**Problem statement:**
Copy all lines below that use the word "Selecione".

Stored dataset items
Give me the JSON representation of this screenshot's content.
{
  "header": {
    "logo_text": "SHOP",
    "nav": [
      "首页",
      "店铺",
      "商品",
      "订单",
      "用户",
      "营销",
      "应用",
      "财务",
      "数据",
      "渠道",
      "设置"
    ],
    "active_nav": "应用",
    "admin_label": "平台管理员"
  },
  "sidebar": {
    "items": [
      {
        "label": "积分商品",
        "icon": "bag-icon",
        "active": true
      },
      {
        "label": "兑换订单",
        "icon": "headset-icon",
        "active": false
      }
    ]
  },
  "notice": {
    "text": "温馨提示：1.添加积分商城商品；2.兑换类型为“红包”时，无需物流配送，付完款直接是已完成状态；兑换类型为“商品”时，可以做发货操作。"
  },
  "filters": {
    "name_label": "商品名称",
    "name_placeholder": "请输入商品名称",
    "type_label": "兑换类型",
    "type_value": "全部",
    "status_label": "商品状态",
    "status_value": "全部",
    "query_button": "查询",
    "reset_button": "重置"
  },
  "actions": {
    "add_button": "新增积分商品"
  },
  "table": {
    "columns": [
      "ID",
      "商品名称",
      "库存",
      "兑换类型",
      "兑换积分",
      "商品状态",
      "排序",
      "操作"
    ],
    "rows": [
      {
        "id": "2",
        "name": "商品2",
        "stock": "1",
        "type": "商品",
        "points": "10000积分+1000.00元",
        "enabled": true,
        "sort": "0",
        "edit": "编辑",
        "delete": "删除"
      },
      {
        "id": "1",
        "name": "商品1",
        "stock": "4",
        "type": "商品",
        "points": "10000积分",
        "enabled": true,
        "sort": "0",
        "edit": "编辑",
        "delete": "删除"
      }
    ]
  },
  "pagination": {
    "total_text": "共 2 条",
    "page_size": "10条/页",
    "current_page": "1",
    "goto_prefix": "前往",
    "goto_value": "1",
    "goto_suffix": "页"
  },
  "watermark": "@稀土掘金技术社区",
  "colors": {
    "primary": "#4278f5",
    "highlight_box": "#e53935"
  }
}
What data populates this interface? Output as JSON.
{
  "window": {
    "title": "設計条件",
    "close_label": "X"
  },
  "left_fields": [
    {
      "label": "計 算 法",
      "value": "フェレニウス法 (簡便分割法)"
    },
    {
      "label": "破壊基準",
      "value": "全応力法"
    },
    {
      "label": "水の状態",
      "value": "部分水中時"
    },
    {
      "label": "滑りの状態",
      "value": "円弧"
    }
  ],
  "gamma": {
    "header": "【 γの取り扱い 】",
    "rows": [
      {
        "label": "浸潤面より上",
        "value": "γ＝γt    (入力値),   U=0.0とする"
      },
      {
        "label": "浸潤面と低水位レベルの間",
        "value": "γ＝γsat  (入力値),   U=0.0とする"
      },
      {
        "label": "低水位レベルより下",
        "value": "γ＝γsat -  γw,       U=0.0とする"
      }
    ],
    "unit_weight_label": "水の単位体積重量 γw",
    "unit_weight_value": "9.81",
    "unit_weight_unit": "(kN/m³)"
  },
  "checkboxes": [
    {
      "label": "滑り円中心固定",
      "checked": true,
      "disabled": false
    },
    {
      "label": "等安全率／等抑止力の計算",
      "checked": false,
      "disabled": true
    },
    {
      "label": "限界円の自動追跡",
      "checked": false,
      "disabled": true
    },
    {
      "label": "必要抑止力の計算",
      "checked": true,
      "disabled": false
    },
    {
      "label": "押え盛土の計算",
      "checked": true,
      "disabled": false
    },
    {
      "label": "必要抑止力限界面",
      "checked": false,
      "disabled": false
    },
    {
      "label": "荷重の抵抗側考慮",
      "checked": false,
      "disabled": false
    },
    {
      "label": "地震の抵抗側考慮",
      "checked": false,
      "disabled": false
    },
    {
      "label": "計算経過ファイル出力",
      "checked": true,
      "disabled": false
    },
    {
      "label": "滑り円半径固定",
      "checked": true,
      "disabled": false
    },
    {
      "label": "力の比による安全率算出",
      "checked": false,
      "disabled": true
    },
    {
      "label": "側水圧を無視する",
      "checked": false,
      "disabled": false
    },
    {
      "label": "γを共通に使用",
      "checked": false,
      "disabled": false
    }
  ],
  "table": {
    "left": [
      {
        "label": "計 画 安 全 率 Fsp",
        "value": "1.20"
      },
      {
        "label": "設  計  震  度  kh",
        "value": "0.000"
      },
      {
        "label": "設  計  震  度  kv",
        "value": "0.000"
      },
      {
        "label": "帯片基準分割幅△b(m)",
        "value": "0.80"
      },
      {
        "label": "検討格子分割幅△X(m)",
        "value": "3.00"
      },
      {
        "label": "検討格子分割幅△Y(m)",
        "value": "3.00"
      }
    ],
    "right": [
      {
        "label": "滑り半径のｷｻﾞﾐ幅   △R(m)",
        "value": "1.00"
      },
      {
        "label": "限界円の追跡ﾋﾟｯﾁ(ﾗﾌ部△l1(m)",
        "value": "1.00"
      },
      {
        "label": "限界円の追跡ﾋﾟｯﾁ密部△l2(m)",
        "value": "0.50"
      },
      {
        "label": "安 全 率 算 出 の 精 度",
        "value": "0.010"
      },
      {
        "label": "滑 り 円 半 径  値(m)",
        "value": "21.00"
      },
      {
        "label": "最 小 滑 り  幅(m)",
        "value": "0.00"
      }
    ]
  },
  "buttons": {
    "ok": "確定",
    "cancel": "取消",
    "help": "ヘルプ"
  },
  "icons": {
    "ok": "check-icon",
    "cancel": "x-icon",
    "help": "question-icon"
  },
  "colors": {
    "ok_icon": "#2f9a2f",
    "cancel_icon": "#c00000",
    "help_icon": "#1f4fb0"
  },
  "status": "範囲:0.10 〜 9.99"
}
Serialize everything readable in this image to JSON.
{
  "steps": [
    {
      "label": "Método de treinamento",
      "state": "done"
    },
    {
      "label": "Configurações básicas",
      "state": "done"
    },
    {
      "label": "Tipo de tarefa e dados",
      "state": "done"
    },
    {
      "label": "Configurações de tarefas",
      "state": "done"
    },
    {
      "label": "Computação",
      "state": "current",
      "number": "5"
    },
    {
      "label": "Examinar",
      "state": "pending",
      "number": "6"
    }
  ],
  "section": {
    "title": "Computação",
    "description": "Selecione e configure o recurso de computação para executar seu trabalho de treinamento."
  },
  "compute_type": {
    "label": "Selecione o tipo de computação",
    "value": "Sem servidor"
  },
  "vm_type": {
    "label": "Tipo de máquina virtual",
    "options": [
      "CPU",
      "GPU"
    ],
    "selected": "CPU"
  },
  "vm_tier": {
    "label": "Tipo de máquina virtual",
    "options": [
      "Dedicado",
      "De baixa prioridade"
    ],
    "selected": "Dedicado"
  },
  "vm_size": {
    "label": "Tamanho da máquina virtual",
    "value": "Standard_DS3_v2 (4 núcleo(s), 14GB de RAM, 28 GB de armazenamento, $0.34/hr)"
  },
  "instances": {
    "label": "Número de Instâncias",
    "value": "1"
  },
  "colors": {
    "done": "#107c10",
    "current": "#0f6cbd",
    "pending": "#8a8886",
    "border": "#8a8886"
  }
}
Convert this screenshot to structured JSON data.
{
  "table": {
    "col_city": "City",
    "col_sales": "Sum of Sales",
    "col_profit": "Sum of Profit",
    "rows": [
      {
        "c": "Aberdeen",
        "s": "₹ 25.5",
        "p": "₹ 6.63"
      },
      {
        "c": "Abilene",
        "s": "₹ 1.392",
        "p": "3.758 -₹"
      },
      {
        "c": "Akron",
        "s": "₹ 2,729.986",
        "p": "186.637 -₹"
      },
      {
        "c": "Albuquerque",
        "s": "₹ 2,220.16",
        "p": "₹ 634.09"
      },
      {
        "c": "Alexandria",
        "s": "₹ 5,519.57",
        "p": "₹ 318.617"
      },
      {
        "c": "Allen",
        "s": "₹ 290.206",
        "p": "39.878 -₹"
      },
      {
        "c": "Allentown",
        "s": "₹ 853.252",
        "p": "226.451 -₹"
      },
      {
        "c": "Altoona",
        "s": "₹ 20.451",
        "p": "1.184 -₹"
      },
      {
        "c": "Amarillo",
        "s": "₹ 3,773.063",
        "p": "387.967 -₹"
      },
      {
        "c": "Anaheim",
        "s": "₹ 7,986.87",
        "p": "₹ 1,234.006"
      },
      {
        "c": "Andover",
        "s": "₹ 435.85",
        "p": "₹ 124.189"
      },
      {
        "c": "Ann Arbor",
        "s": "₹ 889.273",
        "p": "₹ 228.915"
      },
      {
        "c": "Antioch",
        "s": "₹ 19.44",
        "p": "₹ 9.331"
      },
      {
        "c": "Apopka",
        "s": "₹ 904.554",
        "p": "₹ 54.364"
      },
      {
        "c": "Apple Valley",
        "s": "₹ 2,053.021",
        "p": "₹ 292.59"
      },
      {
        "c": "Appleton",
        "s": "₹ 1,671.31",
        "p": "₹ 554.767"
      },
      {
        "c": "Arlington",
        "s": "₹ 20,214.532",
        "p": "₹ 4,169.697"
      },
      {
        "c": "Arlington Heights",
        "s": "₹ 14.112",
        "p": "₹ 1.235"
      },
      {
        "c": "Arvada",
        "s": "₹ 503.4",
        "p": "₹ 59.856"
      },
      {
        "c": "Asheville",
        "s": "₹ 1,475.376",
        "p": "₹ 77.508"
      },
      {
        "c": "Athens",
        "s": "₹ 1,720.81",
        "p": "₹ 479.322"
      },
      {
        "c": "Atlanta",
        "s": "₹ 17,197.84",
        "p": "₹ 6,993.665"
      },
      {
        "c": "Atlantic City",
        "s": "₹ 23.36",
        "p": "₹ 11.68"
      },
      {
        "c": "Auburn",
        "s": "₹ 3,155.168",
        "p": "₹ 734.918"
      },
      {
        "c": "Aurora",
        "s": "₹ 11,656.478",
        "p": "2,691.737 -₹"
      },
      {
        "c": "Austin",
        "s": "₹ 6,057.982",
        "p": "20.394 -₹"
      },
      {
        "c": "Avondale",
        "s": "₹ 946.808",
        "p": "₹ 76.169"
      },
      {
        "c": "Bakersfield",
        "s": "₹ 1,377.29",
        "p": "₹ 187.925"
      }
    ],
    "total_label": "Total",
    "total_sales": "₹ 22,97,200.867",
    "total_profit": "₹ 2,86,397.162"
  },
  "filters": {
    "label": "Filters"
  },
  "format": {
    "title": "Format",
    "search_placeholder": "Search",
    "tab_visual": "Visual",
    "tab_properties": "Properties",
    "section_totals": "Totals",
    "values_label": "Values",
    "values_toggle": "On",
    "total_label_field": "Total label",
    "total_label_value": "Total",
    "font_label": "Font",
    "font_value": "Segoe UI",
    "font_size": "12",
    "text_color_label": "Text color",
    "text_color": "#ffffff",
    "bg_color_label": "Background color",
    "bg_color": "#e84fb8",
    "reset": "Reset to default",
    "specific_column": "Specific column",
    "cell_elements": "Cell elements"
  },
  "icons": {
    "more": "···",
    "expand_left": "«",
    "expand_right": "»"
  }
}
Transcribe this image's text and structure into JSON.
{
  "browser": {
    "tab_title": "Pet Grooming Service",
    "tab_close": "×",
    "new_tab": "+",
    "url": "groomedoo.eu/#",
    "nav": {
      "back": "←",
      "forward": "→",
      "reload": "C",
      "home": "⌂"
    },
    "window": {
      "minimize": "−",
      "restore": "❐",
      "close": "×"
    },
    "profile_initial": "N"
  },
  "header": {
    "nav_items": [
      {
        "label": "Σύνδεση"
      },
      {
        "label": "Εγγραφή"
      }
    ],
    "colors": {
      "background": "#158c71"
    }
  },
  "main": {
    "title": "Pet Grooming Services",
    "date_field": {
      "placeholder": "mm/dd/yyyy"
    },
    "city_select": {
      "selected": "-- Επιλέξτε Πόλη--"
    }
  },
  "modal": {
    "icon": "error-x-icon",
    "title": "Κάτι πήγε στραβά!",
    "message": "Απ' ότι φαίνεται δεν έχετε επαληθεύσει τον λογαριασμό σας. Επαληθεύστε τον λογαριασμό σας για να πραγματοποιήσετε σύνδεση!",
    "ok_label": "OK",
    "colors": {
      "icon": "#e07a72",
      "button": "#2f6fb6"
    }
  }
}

**Response to the task:**
    "description": "Selecione e configure o recurso de computação para executar seu trabalho de treinamento."
    "label": "Selecione o tipo de computação",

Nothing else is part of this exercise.